More than 2,000 documents showed that athletes from the 10 schools examined benefited from the "confluence of factors" readily available to many college sports programs, such as quick access to high-profile attorneys and intimidation felt by witnesses to take on a well-known accuser.
"Numerous cases never resulted in charges because accusers and witnesses were afraid to detail wrongdoing, feared harassment from fans and the media, or were pressured to drop charges in the interest of the sports programs," according to Outside the Lines.
"It's surprising to think that anyone would do this, and athletes are held to a higher standard than most," Whalen said. "It was crazy to think that they would risk everything for what they thought was fun."
Rapid City-based Regional Health is undergoing a period of belt-tightening to address a 2-percent budget shortfall over the final three months of its fiscal year.
Regional operates five hospitals and 24 clinics, employing more than 5,000 physicians and caregivers in 20 communities in western South Dakota and Wyoming.
A March 29 memo sent to physicians and caregivers from Regional Health CEO Brent Phillips, obtained by the Journal and later confirmed by a Regional Health spokesman, outlined the steps being taken to address the shortfall, caused, the memo stated, by “soaring health care industry costs, uncompensated care, declining reimbursements and regulatory and policy changes.”
The measures, to be implemented from April 1 through the end of Regional Health’s fiscal year on June 30, include:
• Minimizing overtime and premium pay.

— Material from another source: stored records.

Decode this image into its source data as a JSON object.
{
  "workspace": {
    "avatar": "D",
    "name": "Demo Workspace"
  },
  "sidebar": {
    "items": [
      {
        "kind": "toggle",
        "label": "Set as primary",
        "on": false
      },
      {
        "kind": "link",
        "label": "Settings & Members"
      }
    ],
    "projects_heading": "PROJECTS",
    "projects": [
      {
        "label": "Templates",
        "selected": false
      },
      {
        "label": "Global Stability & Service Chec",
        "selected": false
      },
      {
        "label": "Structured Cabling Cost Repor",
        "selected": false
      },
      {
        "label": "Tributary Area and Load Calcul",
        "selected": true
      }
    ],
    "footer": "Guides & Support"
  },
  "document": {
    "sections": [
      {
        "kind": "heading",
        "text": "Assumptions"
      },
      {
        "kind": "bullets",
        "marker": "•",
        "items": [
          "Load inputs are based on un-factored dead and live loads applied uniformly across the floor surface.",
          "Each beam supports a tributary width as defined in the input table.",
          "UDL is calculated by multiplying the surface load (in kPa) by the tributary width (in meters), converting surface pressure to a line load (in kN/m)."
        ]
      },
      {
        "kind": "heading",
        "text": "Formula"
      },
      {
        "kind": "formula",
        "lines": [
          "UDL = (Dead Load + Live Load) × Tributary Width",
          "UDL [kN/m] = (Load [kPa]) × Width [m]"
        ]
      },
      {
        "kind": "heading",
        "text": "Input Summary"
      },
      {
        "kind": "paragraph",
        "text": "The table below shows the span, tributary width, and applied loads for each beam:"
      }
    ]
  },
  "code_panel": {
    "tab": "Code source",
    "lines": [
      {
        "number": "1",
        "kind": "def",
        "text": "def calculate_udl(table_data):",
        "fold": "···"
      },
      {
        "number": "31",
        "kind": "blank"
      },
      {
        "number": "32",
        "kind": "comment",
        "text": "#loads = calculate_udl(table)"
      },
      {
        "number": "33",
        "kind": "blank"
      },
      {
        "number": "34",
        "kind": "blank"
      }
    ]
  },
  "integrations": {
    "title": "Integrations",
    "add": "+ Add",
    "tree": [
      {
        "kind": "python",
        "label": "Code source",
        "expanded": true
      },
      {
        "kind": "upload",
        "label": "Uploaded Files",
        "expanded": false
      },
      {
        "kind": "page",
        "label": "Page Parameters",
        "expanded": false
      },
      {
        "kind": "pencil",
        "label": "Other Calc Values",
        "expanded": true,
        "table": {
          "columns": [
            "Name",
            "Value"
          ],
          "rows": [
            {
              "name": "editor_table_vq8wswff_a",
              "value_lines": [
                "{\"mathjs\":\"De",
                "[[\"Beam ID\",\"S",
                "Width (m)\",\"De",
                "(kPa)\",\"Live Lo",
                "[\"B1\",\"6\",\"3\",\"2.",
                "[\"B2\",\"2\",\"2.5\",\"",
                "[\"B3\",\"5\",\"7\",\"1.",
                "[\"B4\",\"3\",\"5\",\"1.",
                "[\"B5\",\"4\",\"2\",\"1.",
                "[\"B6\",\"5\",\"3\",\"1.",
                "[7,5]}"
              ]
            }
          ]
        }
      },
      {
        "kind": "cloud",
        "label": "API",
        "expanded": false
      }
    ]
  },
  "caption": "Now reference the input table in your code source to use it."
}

• Intentionally not filling non-essential, currently vacant positions, or open positions resulting from natural attrition.
• Restricting expenses, including non-critical minor equipment purchases, travel and discretionary spending.
Additionally, members of management are being asked to take seven days (56 hours) of paid time off, with all caregivers who are within 10 hours of the paid time off maximum asked to take seven days off between April 1 and June 30.
One factor cited in the shortfall included the cost of implementing a system-wide electronic medical records system, called Epic, which Regional Health began using last fall.
“While this investment was foundational and necessary to meet the future needs of our community, the costs of the software licensing fees, training, hardware, consulting fees and other operational costs has impacted our financial performance,” said a statement emailed to the Journal.
The system has reportedly slowed doctor production, reducing the number of patients seen, and slowed the payment process, with cash flow suffering as a result.
According to information supplied by Regional, the health care system is not alone in seeing a drop in cash flow with the implementation of an electronic records program.
They cited the case of the MD Anderson Cancer Center in Houston, which suffered a $160.5 million (or 56 percent) drop in adjusted income after implementation of electronic health records system, contributing to a loss of 1,000 jobs, a 5 percent drop in its workforce.
California-based Sutter Health’s one-time EHR implementation costs contributed to the health system’s 31 percent decrease in operating income.
The drop in cash flow because of implementation of a records system is temporary, according to a 2017 study by Moody’s Investors Service. Those hospitals which saw an average 10 percent decrease in cash flow saw improved results in revenue and bad debt the following year.
“Epic costs a bit to implement at this point, but in the long term, we’ll make that up, and then some,” said Regional Health spokesman Dan Daly.
Phillips said the budgetary measures, in effect through the end of June, will not affect services offered by Regional Health or the safety and quality of the care provided to patients.
“We have been very thoughtful in our decision-making to minimize the impact on our caregivers and patients,” Phillips said.
“Our commitment to our patients and each other is unwavering,” he said. “Together we will work through our current financial challenges.”
(Editor's note: the above story has been changed to reflect paid time off for caregivers within 10 hours of the maximum time off.)